24 November 1933
Letter from Julius Bab to Georg Hermann concerning the launch of a Jewish book club
Less than two months had passed since the Cultural League of German Jews had staged its first theatrical production—Nathan the Wise—at the Berliner Theater in Charlottenstrasse. This play had been followed by a variety of additional cultural events: a second theater production, several concerts and numerous lectures. Now Julius Bab (1880–1955), co-founder, board member and dramaturgical director at the Cultural League, had plans to launch a book club for German Jews. In a letter to the writer Georg Hermann (1871–1943), who was living in Dutch exile, he announced his intentions, explaining that the club would not be founded “directly by the Cultural League, but with its active support and based on its example as an undertaking by all the major German Jewish organizations.”
A few months earlier, Bab had recruited Hermann to serve on the Cultural League’s honorary board. Now he hoped to win his support for the undertaking. Bab thought that the best way to start the club was with one of Georg Hermann’s novels. He expected disagreement on this matter, but believed it could be overcome. He wrote that he and Hermann could discuss sales details and other important questions once he had received Hermann’s manuscript.
Not long after Bab sent his letter, the establishment of the German Jewish Book Society (Buchgesellschaft der Deutschen Juden) was announced in the second December issue of the Cultural League’s monthly journal. Conditions of membership were also included: for one mark a month, members were eligible to receive four books a year, together with a list of titles that “due to their particular interest for Jews are no longer available in public bookstores.”
The enterprise officially commenced operations in 1934. Now called the Jewish Book Association (Jüdische Buch-Vereinigung), it was regarded as unwelcome competition by many Jewish publishing houses. The company was managed by the publishers Erich Lichtenstein (1888–1967) and Erwin Loewe (1895–1974), who had founded the private book association mentioned in Bab’s letter. The following month, the Jewish Book Association brought out its first publication, Hermann’s novel Eine Zeit stirbt (The Death of an Era). This work was the last in a series of five books describing the changing world of an assimilated Jewish family in Germany from the imperial period to the mid-1920s.
In 1935 the Jewish Book Association had nine thousand members. By the time it was forced to close down in August 1938, it had published a total of nineteen works, including additional novels, a new German translation of the Torah, a history of the Jews in Germany and an illustrated book on Palestine.
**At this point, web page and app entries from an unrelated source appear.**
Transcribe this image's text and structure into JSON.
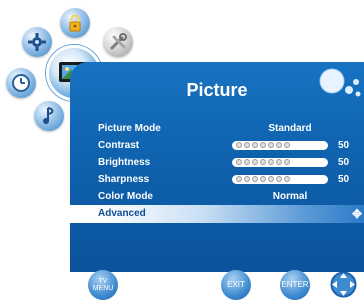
{
  "menu": {
    "title": "Picture",
    "rows": [
      {
        "label": "Picture Mode",
        "value": "Standard"
      },
      {
        "label": "Contrast",
        "value": "50",
        "level": 0.5
      },
      {
        "label": "Brightness",
        "value": "50",
        "level": 0.5
      },
      {
        "label": "Sharpness",
        "value": "50",
        "level": 0.5
      },
      {
        "label": "Color Mode",
        "value": "Normal"
      },
      {
        "label": "Advanced"
      }
    ],
    "selected_index": 5
  },
  "buttons": {
    "tv_menu": "TV\nMENU",
    "exit": "EXIT",
    "enter": "ENTER"
  },
  "icons": {
    "lock": "lock-icon",
    "settings": "gear-icon",
    "tools": "tools-icon",
    "time": "clock-icon",
    "picture": "tv-picture-icon",
    "audio": "music-note-icon",
    "bubbles": "bubbles-icon",
    "dpad": "dpad-icon"
  },
  "colors": {
    "panel": "#0f62ae",
    "selected_text": "#0d4f93",
    "accent": "#3c86c8"
  }
}
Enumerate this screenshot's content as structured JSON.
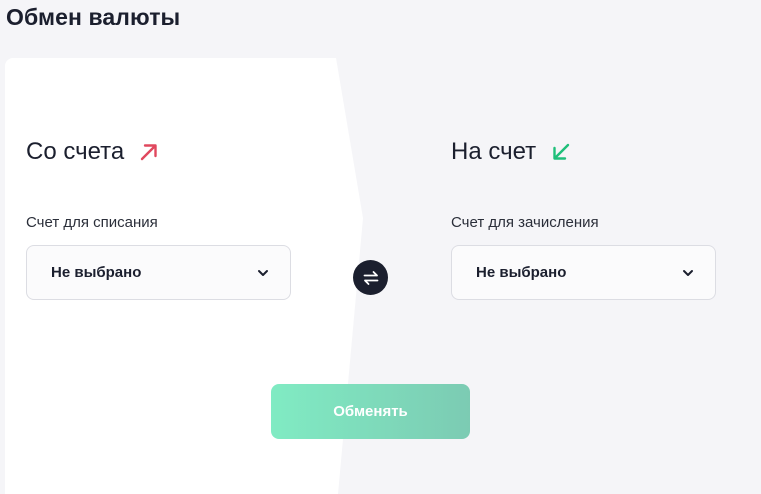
{
  "page": {
    "title": "Обмен валюты"
  },
  "from": {
    "title": "Со счета",
    "field_label": "Счет для списания",
    "selected": "Не выбрано",
    "arrow_icon": "arrow-up-right-icon",
    "arrow_color": "#e0485e"
  },
  "to": {
    "title": "На счет",
    "field_label": "Счет для зачисления",
    "selected": "Не выбрано",
    "arrow_icon": "arrow-down-left-icon",
    "arrow_color": "#1fbf7a"
  },
  "actions": {
    "swap_icon": "swap-arrows-icon",
    "exchange_label": "Обменять"
  },
  "colors": {
    "text_primary": "#1b1f2e",
    "card_left": "#ffffff",
    "card_right": "#f5f5f8",
    "button_gradient_start": "#80ebc3",
    "button_gradient_end": "#7ccbb3"
  }
}
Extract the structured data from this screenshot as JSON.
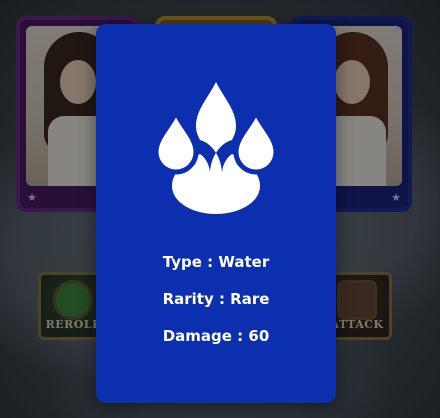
{
  "background": {
    "cards": [
      {
        "frame_color": "#6b2a8f",
        "corner_icon": "star-icon"
      },
      {
        "frame_color": "#c99a2e"
      },
      {
        "frame_color": "#1f2f9a",
        "corner_icon": "water-drops-icon"
      }
    ],
    "buttons": {
      "reroll_label": "REROLL",
      "attack_label": "ATTACK"
    }
  },
  "detail": {
    "card_color": "#0b2fae",
    "icon": "water-drops-icon",
    "type_text": "Type : Water",
    "rarity_text": "Rarity : Rare",
    "damage_text": "Damage : 60"
  }
}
Among its authors were three other members of the Cultural League’s honorary board: Ismar Elbogen, Arthur Eloesser and Jakob Wassermann.
Cultural League of German Jews
Berlin SW 68
Dönhoff A7, 7735
National Director: Dr. Kurt Singer
National Secretary: Dr. Werner Levie
Herr Georg Hermann
24 November 1933
Dear Georg Hermann,
I am writing to you concerning the following matter: a Jewish book club is in the works, to be founded not directly by the Cultural League, but with its active support and based on its example as an undertaking by all the major German Jewish organizations (a private Jewish book association already exists, which we will very probably take over). The driving force behind this project is yours truly, but naturally I will have to enter into discussions with many of our co-religionists and reach some kind of agreement. I believe the best way to start this undertaking is with your novel, but it is obvious that certain other people will be of a different opinion and their opposition will have to be overcome. In any case, we need to acquaint ourselves with the manuscript. Can you send a copy to my home address!? The book club will not be officially established until next week. I cannot rule out a merger with the International Library of Jewish Culture [Internationale Jüdische Kulturbibliothek]—although I do not know exactly what that is. Perhaps you could grant us the rights to the book within the borders of the German Reich or provide us with a specific number of copies.
However, we cannot discuss these matters until the most important question has been settled. So please send me a manuscript as soon as possible!!
With best regards
(Stamp of the Cultural League of German Jews)